When Dandelion pulls hard on her leash to chase a crow (yes, they’re everywhere in this story) Alma’s bracelet breaks and ends up in Widow Abbott’s yard, a recluse and the oldest woman in town. Although Alma tells her not to, Morrigan decides to find the broken bracelet.

As soon as she retrieves it, Widow Abbott appears, warns Morrigan that she’s exposed, that shiny objects attract him and he has eyes and ears everywhere, before hustling the new girl inside. Who has eyes everywhere? The King of the Crows and apparently underestimating his threat only makes him more dangerous, so pay attention! Arming Morrigan with a button for protection, Widow Abbott sends her on her way. Yeah, that’ll help! Thanks, scary old lady!

Then there are some action scenes and kidnapping, followed by watching Morrigan masturbate before she has a suggestive conversation with the creepy Crow Man, who incidentally is not just her senior but at least several hundred years older than her. That’s if he’s not immortal. I don’t know. I’m pretty sketchy on some of the details. Maybe I missed some of the really important links but some of the scenes appeared jumpy, without the connection needed to get the full picture.

Morrigan has some wicked eyebrows and one of the best angry faces I’ve ever seen,

but I don’t know why a fourteen year old is wandering around preparing for battle yet forgets to put on her underwear. Seriously! Why did we need a naked fourteen year old girl facing off against a naked man of indeterminate age but somewhere in the ‘why aren’t you dead already?’ range?!

While I’m asking questions, why are Morrigan’s older brother and her mother consistently referred to as her folks? Was something lost in the translation? Why does Morrigan’s brother look positively evil in some of the panels where he’s smiling?

While I was really interested in this graphic novel based on the blurb and cover image I found a lot of the scenes with Crow Guy really hard to decipher. There’s plenty of black swooshing around the pages but it’s hiding the detail of what’s actually happening a fair amount of the time.

While I was initially hooked because we were setting off to investigate a local legend and that should be awesome, I wound up disappointed. I guess I should’ve listened when Morrigan’s mother said at the beginning:

”It’s not the job of an author to give the reader what they want … It is the job of an author to give the reader what they need.”

I didn’t get what I wanted or hoped for. Did I get what I needed? I guess the author thinks so. Unfortunately I won’t be recommending this one.

Thank you to NetGalley, Lion Forge and Diamond Book Distributors for the opportunity to read this graphic novel.

Rating: 2 out of 5.

Once Upon a Blurb
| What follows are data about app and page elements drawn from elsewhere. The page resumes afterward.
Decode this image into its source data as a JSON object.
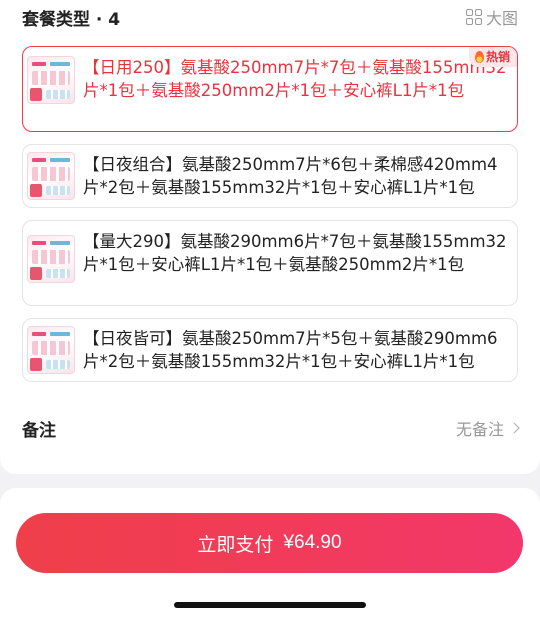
{
  "header": {
    "title": "套餐类型 · 4",
    "big_image_label": "大图"
  },
  "options": [
    {
      "text": "【日用250】氨基酸250mm7片*7包＋氨基酸155mm32片*1包＋氨基酸250mm2片*1包＋安心裤L1片*1包",
      "badge": "热销",
      "selected": true
    },
    {
      "text": "【日夜组合】氨基酸250mm7片*6包＋柔棉感420mm4片*2包＋氨基酸155mm32片*1包＋安心裤L1片*1包",
      "selected": false
    },
    {
      "text": "【量大290】氨基酸290mm6片*7包＋氨基酸155mm32片*1包＋安心裤L1片*1包＋氨基酸250mm2片*1包",
      "selected": false
    },
    {
      "text": "【日夜皆可】氨基酸250mm7片*5包＋氨基酸290mm6片*2包＋氨基酸155mm32片*1包＋安心裤L1片*1包",
      "selected": false
    }
  ],
  "remark": {
    "label": "备注",
    "value": "无备注"
  },
  "pay_button": {
    "label": "立即支付",
    "amount": "¥64.90"
  },
  "colors": {
    "accent": "#e8333f",
    "button_gradient_start": "#ef3f4a",
    "button_gradient_end": "#f2386b"
  }
}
Morrigan Moore has always been moody, but her new home is the worst. Her novelist mother has dragged her to the countryside, drawn by the lost myth of the King of Crows, a dark figure of theft and deceit, and the Scarecrow Prince, the only one who can stand against him. When Morrigan finds herself swept up in the legend, she’ll have no choice but to take on the Scarecrow Prince’s mantel, and to stand and fight. For her town, her family, and her own future. This lushly drawn graphic novel will pull you into its sinister secrets and not let go till the final page. For fans of Coraline and Over the Garden Wall.